**EXERCISE GOAL**
When the string "Redirect" appears in a line of the records, show the whole line.

**WORKING DATA**
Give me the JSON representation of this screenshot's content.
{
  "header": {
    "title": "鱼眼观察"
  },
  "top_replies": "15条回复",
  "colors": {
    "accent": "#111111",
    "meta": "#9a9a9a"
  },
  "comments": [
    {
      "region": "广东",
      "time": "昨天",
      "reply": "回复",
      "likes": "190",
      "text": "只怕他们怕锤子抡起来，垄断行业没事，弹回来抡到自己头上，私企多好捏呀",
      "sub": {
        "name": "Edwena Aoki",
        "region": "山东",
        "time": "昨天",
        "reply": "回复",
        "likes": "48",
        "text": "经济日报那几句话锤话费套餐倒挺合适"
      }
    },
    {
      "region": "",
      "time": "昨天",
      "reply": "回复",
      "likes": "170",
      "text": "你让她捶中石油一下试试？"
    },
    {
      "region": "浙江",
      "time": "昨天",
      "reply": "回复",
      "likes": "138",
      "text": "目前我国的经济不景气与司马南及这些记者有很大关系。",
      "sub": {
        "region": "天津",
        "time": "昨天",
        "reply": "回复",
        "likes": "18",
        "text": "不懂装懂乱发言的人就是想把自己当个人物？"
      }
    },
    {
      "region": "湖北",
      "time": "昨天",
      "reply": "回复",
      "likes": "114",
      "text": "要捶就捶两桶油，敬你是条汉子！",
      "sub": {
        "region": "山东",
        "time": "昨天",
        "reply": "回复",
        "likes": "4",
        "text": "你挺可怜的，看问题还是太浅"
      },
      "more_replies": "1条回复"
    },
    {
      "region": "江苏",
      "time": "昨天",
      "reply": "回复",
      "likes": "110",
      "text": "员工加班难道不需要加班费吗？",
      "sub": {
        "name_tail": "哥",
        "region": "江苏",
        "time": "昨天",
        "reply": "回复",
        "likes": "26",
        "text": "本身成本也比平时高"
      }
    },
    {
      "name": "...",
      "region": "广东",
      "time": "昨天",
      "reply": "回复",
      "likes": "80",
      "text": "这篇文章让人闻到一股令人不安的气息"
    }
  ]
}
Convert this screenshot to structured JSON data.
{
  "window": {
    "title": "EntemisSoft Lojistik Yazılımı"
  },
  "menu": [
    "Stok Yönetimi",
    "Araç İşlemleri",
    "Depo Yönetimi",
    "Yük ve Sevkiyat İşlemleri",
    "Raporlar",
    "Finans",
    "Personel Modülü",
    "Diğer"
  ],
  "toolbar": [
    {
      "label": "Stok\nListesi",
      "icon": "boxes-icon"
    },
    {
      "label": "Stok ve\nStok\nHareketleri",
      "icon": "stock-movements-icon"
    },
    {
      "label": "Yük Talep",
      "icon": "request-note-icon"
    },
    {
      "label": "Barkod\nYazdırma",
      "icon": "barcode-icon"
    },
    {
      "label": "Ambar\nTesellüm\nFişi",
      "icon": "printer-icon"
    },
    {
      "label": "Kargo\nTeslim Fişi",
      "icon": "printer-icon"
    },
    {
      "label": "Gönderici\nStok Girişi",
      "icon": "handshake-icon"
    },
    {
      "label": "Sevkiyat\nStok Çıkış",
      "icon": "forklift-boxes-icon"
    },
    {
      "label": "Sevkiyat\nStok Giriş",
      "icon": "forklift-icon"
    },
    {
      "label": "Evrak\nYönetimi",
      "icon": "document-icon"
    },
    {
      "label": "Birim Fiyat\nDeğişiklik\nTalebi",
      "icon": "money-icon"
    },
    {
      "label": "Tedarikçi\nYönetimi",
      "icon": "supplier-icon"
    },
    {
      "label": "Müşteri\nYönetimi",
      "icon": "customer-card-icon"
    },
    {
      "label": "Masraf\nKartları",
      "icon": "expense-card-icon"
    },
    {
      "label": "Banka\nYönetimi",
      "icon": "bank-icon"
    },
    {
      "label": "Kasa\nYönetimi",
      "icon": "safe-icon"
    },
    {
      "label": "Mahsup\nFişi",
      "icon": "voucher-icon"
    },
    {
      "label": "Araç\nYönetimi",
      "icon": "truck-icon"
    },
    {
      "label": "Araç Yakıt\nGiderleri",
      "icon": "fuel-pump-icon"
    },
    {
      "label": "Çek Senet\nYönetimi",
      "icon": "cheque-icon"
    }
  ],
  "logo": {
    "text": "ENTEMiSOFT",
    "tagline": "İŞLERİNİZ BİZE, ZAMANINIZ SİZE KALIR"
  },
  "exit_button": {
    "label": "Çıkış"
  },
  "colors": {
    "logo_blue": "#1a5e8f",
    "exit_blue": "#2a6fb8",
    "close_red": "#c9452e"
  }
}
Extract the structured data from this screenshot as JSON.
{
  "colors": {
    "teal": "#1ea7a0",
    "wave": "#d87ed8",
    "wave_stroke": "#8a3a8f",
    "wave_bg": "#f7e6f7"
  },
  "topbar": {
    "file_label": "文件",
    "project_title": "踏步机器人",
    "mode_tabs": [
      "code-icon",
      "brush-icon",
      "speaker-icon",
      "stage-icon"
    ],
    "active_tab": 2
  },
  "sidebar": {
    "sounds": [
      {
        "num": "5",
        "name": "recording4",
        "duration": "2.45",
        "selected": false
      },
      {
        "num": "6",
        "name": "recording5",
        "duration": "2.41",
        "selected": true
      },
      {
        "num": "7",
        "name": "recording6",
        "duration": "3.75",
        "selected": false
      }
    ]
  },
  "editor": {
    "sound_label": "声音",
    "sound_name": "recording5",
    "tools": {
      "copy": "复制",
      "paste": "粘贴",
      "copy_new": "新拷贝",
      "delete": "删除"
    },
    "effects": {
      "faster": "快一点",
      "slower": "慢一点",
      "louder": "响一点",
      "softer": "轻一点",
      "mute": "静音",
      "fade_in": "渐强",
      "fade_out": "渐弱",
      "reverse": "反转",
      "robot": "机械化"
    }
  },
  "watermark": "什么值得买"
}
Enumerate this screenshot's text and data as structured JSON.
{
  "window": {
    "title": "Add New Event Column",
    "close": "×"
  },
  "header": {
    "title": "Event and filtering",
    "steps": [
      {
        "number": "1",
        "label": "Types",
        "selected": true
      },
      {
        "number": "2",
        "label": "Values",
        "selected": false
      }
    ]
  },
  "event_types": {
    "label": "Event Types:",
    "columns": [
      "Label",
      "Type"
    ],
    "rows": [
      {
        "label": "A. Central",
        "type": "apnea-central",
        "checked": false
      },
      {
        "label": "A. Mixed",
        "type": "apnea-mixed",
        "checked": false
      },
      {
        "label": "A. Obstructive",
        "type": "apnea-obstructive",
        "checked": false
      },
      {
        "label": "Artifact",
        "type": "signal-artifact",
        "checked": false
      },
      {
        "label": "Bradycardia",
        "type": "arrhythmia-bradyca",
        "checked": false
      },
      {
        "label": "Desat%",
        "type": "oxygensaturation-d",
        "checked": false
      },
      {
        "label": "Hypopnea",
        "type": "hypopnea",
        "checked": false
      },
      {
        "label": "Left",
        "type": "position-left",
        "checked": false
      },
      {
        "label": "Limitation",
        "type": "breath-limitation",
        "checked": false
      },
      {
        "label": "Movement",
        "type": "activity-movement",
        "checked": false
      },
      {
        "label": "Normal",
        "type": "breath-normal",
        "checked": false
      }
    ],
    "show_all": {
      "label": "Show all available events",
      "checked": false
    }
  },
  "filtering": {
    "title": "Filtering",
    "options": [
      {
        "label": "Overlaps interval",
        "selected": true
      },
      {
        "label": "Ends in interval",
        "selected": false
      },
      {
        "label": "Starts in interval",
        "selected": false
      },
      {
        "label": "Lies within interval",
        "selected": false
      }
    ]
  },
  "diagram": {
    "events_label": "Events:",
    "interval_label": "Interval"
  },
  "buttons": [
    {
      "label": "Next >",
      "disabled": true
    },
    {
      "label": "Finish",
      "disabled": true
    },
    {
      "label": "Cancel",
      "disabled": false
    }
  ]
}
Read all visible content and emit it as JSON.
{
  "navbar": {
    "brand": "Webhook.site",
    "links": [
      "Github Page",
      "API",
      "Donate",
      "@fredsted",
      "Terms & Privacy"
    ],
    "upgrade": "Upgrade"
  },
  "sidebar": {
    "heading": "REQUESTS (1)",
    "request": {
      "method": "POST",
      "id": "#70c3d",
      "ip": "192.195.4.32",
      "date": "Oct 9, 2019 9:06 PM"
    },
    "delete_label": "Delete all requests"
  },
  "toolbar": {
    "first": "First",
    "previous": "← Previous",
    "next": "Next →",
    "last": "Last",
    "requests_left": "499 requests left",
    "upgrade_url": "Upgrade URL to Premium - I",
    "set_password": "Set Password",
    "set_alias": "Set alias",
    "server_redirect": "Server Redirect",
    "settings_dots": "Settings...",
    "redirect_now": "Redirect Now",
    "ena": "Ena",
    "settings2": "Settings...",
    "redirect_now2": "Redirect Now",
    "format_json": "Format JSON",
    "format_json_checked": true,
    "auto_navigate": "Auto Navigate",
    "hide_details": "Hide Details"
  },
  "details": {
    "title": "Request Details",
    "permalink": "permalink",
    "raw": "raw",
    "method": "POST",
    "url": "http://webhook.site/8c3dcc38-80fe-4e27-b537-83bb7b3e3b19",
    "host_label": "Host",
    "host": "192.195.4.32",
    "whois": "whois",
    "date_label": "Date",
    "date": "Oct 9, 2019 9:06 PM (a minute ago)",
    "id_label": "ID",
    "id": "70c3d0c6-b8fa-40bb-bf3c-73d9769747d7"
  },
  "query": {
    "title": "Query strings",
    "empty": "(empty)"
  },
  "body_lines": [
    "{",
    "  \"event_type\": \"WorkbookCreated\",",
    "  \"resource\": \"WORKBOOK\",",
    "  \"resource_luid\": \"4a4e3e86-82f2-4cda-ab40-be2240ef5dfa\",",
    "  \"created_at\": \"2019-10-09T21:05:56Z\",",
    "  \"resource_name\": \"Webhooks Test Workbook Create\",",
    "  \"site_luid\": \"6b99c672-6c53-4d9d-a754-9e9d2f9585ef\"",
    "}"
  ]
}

**WRITTEN RESPONSE**
    "server_redirect": "Server Redirect",
    "redirect_now": "Redirect Now",
    "redirect_now2": "Redirect Now",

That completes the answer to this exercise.